BEGIN Given records
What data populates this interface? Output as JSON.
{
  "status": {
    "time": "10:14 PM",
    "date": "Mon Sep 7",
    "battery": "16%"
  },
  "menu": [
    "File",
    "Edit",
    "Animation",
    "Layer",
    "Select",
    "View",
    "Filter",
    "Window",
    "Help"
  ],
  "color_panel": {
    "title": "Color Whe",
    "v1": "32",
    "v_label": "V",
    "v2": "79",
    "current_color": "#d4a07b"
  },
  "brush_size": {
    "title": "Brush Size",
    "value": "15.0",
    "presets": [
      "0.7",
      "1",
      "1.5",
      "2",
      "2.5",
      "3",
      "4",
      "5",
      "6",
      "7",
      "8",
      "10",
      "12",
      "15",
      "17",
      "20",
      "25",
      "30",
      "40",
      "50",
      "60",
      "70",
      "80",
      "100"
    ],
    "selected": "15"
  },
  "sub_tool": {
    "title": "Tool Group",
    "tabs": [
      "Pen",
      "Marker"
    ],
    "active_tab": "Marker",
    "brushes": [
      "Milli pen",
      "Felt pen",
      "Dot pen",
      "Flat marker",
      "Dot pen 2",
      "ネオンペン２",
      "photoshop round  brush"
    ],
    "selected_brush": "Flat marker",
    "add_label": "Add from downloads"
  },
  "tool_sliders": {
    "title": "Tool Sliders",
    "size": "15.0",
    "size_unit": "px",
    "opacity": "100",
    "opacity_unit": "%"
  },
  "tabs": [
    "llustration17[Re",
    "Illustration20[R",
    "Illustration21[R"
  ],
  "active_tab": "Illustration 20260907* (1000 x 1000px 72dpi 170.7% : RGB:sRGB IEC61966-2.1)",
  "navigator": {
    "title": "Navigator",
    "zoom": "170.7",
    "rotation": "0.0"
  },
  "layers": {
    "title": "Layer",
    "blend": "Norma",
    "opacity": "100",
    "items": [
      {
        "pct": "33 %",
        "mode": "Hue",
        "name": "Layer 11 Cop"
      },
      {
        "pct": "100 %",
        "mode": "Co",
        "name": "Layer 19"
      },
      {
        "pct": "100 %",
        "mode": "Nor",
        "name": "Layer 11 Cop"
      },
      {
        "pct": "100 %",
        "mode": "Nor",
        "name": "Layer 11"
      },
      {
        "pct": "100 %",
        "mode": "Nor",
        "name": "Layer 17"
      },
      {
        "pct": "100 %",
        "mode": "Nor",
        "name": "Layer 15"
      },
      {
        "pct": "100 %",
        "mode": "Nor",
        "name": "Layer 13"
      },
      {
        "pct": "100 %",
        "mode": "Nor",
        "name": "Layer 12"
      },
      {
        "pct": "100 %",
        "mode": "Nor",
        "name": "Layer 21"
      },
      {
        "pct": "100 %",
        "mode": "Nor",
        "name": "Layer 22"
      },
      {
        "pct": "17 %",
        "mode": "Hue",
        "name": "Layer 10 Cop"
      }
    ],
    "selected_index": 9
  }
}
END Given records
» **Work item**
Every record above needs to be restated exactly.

» **The answer**
What data populates this interface? Output as JSON.
{
  "status": {
    "time": "10:14 PM",
    "date": "Mon Sep 7",
    "battery": "16%"
  },
  "menu": [
    "File",
    "Edit",
    "Animation",
    "Layer",
    "Select",
    "View",
    "Filter",
    "Window",
    "Help"
  ],
  "color_panel": {
    "title": "Color Whe",
    "v1": "32",
    "v_label": "V",
    "v2": "79",
    "current_color": "#d4a07b"
  },
  "brush_size": {
    "title": "Brush Size",
    "value": "15.0",
    "presets": [
      "0.7",
      "1",
      "1.5",
      "2",
      "2.5",
      "3",
      "4",
      "5",
      "6",
      "7",
      "8",
      "10",
      "12",
      "15",
      "17",
      "20",
      "25",
      "30",
      "40",
      "50",
      "60",
      "70",
      "80",
      "100"
    ],
    "selected": "15"
  },
  "sub_tool": {
    "title": "Tool Group",
    "tabs": [
      "Pen",
      "Marker"
    ],
    "active_tab": "Marker",
    "brushes": [
      "Milli pen",
      "Felt pen",
      "Dot pen",
      "Flat marker",
      "Dot pen 2",
      "ネオンペン２",
      "photoshop round  brush"
    ],
    "selected_brush": "Flat marker",
    "add_label": "Add from downloads"
  },
  "tool_sliders": {
    "title": "Tool Sliders",
    "size": "15.0",
    "size_unit": "px",
    "opacity": "100",
    "opacity_unit": "%"
  },
  "tabs": [
    "llustration17[Re",
    "Illustration20[R",
    "Illustration21[R"
  ],
  "active_tab": "Illustration 20260907* (1000 x 1000px 72dpi 170.7% : RGB:sRGB IEC61966-2.1)",
  "navigator": {
    "title": "Navigator",
    "zoom": "170.7",
    "rotation": "0.0"
  },
  "layers": {
    "title": "Layer",
    "blend": "Norma",
    "opacity": "100",
    "items": [
      {
        "pct": "33 %",
        "mode": "Hue",
        "name": "Layer 11 Cop"
      },
      {
        "pct": "100 %",
        "mode": "Co",
        "name": "Layer 19"
      },
      {
        "pct": "100 %",
        "mode": "Nor",
        "name": "Layer 11 Cop"
      },
      {
        "pct": "100 %",
        "mode": "Nor",
        "name": "Layer 11"
      },
      {
        "pct": "100 %",
        "mode": "Nor",
        "name": "Layer 17"
      },
      {
        "pct": "100 %",
        "mode": "Nor",
        "name": "Layer 15"
      },
      {
        "pct": "100 %",
        "mode": "Nor",
        "name": "Layer 13"
      },
      {
        "pct": "100 %",
        "mode": "Nor",
        "name": "Layer 12"
      },
      {
        "pct": "100 %",
        "mode": "Nor",
        "name": "Layer 21"
      },
      {
        "pct": "100 %",
        "mode": "Nor",
        "name": "Layer 22"
      },
      {
        "pct": "17 %",
        "mode": "Hue",
        "name": "Layer 10 Cop"
      }
    ],
    "selected_index": 9
  }
}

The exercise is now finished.